  7. R2=0.91 Measuring River Complexity Discharge Complexity

  8. Hypotheses • H1 – Different river complexity levels have distinct benthic communities. • H2 –Slackwaters different than main-channel communities. • H3 – Sheltered areas rebound faster and have higher densities of zoobenthos.

  9. Methods • Collected over 500zoobenthic cores • 7 dates throughout summer • Elutriated and collected in 100μm sieve

  10. Results - Benthic Community dominated by: • Diptera • Chironomidae • Ceratopogonidae • Oligochaetes • Other Insects

  11. Insects identified to genus • Chironomids • Tanytarsus • Polypedilum • Rheotanytarsus • Krenosmittia • Partendipes • Lopescladius • Rheosmittia • Saetheria • Ceratopogonids • Culicoides

  12. Polypedilum and Tanytarsus found throughout all areas of the river • Lopescladius and Rheosmittia generally found in main channel

  13. Smaller spikes in flow eliminate community in high stress areas Large pulses completely wipe out community Discharge Complexity

  14. Hypothesis 1 – Different river complexity levels have distinct communities. • NMS – 3d solution • -Low stress (8.8) • -Low Instability • 0.00048, 31 iterations Medium Complexity • MRPP – Three communities significantly different • -Chance within group agreement • A = 0.021, p < 0.001 Low Complexity High Complexity

  15. Natural Experiment • Secondary channel – periodically cut off into a slackwater • NMS allows us to follow community through time • Hypothesis 2 –Slackwaters communities are different from main-channel river. Side-channel Slackwater • Community switches back and forth • Date 7 – Slowly flowing tertiary channel • More similar to slackwater community

  16. Hypothesis 3 – Sheltered areas rebound faster and have higher densities of zoobenthos. • Sheltered areas • - Richness loosely • correlated with • complexity • - r2=0.22, p=0.14 • Main-channel areas • - Richness • correlated • - r2=0.5, p<0.001

  17. Implications of Natural Complexity • Slackwater areas important to benthic community • Levees greatly reduce complexity of the river • Sustainable food web needs slackwater areas • Dissertation jumps directly into the question of how the food web copes with hydrogeomorphic fluctuations

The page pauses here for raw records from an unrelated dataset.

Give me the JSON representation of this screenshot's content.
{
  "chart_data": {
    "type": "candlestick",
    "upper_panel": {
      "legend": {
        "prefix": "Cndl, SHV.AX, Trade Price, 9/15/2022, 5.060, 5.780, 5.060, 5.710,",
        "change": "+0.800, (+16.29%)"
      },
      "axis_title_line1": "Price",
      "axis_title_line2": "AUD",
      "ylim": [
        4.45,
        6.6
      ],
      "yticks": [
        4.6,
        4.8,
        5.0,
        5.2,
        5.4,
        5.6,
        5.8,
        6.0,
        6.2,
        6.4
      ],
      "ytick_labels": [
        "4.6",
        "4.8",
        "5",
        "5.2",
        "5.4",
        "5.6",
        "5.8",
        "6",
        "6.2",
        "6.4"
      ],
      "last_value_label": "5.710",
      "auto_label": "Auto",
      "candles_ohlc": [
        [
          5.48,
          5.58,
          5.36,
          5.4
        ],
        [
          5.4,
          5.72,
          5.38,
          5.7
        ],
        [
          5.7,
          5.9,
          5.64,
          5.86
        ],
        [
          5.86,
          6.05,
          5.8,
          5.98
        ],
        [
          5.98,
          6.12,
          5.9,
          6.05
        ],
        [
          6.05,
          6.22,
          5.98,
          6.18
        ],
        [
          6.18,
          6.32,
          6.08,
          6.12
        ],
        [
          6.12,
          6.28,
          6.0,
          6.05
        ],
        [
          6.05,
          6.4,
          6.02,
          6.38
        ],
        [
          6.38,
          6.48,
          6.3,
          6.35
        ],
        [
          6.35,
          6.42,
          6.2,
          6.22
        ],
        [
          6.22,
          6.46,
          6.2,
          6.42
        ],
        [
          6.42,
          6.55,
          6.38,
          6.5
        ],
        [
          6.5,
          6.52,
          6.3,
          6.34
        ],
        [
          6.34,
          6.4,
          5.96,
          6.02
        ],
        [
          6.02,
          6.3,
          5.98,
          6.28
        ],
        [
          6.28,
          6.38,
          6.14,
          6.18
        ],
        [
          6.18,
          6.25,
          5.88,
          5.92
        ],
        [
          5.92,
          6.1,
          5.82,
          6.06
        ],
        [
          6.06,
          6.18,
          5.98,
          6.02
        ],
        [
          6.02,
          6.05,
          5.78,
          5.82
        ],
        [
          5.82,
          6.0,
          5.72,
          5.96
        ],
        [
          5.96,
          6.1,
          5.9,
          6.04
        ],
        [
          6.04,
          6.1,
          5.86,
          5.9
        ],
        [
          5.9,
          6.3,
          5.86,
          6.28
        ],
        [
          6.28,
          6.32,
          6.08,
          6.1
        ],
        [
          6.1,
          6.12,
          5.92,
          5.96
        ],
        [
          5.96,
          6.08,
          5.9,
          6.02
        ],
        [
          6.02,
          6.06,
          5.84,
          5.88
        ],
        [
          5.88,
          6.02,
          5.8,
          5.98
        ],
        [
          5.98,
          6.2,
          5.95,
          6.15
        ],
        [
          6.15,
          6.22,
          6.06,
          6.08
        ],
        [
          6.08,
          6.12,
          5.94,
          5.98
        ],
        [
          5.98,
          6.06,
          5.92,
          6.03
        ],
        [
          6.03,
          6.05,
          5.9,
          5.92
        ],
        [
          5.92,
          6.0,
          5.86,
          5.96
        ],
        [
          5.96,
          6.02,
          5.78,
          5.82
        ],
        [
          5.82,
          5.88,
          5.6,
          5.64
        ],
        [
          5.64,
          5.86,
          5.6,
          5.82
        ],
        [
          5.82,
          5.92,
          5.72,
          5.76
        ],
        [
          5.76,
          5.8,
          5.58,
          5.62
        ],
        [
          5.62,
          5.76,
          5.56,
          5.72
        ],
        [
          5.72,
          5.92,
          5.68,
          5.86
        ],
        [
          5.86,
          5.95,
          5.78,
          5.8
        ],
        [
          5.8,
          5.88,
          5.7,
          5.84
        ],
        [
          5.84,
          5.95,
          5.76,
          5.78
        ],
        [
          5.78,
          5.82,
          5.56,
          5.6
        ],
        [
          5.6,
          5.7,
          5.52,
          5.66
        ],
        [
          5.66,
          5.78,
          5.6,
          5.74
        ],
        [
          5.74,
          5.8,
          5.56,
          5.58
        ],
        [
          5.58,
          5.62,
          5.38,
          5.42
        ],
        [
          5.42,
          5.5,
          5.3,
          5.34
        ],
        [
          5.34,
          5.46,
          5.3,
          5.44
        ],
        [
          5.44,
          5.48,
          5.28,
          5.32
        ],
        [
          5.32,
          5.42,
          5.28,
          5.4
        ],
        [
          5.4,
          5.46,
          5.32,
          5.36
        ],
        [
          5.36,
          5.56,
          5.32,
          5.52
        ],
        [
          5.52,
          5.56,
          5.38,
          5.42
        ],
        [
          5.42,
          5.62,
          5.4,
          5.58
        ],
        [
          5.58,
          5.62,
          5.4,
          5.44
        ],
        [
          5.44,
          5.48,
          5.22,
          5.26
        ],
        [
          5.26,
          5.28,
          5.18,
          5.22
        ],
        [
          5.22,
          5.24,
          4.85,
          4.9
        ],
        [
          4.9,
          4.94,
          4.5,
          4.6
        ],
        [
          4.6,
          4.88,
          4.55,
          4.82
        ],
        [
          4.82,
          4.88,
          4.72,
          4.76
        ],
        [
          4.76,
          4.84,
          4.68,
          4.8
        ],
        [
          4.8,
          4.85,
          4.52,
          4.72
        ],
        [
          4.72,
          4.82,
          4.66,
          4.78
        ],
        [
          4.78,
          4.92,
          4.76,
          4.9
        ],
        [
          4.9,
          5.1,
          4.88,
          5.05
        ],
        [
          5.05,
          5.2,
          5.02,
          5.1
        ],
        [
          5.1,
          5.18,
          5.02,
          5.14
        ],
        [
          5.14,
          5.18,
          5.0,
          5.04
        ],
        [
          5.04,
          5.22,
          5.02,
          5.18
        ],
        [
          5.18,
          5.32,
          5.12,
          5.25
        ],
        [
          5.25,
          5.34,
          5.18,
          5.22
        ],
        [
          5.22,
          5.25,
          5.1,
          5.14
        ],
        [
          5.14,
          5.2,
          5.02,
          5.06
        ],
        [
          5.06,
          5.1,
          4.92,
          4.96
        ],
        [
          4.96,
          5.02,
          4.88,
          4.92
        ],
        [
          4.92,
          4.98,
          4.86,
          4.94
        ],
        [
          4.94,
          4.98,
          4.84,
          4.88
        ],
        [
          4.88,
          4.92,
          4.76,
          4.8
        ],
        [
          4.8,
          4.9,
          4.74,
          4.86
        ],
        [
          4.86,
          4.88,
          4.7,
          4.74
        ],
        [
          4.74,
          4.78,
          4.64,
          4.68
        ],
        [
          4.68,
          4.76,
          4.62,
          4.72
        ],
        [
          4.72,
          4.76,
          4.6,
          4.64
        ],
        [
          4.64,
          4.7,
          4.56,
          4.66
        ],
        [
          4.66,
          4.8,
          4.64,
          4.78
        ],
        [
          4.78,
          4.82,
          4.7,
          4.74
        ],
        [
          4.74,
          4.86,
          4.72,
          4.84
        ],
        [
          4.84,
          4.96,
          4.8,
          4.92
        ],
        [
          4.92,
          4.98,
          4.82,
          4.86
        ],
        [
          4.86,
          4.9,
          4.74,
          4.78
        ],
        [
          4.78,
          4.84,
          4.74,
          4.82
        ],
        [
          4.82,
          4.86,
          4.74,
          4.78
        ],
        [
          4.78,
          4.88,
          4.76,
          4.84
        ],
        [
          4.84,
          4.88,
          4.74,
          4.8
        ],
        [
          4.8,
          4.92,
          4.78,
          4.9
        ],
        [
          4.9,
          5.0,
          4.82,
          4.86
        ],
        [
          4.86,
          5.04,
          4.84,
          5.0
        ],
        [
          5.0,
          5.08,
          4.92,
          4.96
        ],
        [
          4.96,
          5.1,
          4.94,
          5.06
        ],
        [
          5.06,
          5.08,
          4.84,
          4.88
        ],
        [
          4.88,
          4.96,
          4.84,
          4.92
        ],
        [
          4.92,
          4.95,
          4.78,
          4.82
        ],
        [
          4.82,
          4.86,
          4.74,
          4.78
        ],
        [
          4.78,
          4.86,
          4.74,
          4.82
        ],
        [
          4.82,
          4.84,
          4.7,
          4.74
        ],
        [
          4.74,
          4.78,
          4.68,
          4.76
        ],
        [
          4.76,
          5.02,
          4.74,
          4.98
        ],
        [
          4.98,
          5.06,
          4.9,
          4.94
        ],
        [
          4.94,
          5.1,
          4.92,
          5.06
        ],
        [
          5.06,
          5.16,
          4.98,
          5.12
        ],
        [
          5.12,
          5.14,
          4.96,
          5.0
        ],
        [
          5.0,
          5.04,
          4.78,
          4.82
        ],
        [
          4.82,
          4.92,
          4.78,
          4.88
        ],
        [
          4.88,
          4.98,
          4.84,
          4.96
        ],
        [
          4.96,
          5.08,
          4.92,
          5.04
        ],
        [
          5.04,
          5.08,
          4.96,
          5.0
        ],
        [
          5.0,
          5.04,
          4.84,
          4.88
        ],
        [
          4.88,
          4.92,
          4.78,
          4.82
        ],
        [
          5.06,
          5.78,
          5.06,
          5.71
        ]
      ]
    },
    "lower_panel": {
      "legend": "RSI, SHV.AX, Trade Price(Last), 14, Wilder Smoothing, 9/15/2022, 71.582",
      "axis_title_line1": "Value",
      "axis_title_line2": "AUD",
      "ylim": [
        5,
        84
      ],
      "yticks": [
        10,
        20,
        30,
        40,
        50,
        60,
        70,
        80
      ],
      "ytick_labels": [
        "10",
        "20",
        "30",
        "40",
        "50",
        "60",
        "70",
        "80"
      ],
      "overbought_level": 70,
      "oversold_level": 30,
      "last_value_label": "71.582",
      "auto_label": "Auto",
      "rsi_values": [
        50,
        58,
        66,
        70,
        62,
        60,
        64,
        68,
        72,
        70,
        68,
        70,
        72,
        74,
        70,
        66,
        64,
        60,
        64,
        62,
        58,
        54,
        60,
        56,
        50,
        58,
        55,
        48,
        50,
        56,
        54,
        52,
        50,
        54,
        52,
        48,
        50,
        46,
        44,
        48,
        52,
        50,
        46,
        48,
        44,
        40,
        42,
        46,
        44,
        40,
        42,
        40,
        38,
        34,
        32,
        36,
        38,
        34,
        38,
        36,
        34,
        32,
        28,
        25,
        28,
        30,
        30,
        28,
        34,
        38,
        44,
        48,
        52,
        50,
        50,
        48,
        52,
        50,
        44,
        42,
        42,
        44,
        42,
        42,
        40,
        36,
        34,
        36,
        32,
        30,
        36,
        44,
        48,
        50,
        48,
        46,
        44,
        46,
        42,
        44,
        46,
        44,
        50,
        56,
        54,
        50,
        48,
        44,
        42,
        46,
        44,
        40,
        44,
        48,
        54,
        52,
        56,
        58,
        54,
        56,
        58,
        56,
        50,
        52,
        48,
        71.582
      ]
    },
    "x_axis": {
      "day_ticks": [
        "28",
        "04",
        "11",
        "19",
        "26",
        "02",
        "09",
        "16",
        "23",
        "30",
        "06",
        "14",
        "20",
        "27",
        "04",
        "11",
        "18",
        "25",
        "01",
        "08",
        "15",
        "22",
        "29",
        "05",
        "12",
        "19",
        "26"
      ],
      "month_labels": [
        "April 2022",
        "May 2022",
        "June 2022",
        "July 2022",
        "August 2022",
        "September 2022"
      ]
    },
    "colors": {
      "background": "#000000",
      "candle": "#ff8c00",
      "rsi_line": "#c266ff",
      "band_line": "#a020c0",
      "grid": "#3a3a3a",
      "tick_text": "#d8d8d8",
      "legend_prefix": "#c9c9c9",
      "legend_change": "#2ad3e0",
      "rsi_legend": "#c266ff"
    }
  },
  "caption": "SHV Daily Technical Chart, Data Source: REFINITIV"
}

  18. Funding provided by: • Kansas Biological Survey • Kansas Applied Remote Sensing • Kansas Academy of Science • National Science Foundation • KU EEB • Thanks to • Sarah Schmidt • Brad Williams • Andrea Romero • Munique Webb • Piero Protti